  5. I always love to see what people choose to pack, and your list seems exemplary for long-haul traveling. Still, I kept looking for one small can’t-live-without iconic item. I remember reading a similar list of must-take items packed by Johnny Apple, the late New York Times reporter and gourmand. Another exemplary list — but he also carried a small pepper mill.

    • Hi Terry: You comment made me chuckle. I don’t carry a pepper mill but I
      have added salt to my list. They hardly ever have salt on the table in Asia
      and I must admit that I’m addicted to the stuff.

  6. Wow Barbara, that’s a great (& complete!) list!! I’m printing it out & using it on my next trip, even if it kills me! :-)

    My problem is I’m always packing this or that item “just in case” – Heaven forbid there should be space leftover in my luggage!! :-)

    Thanx for the tips!

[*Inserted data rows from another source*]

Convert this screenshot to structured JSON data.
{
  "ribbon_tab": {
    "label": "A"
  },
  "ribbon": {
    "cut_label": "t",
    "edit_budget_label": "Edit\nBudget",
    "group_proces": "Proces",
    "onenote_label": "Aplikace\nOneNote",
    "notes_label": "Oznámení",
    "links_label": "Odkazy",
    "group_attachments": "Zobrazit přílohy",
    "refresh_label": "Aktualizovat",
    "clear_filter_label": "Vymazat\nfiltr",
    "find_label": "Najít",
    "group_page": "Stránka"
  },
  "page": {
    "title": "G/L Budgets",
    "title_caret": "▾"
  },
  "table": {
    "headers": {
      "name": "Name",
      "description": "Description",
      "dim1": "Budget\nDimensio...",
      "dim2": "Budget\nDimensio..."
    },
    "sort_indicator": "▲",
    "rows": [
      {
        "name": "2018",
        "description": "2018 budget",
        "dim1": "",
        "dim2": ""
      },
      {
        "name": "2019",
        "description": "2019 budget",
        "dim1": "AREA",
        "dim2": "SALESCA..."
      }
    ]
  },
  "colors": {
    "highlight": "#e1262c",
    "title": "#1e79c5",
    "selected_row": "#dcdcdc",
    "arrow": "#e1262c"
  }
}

  7. That’s unacceptable, right?! Macs never used to be anywhere near that. I’m old enough to remember the very first that had pointer recognition and 2 buttons, nevermind all this new stuff they have.

  8. I could not find one single item you did not cover and then some. Great list and we will print this out and pass along all our friends, maybe even incorporate it into our website giving you credit of course.

  9. I could not find one single item you did not cover and then some. Great list and we will print this out and pass along all our friends, maybe even incorporate it into our website giving you credit of course.

Leave a Reply

Your email address will not be published. Required fields are marked *

You may use these HTML tags and attributes: <a href="" title=""> <abbr title=""> <acronym title=""> <b> <blockquote cite=""> <cite> <code> <del datetime=""> <em> <i> <q cite=""> <strike> <strong>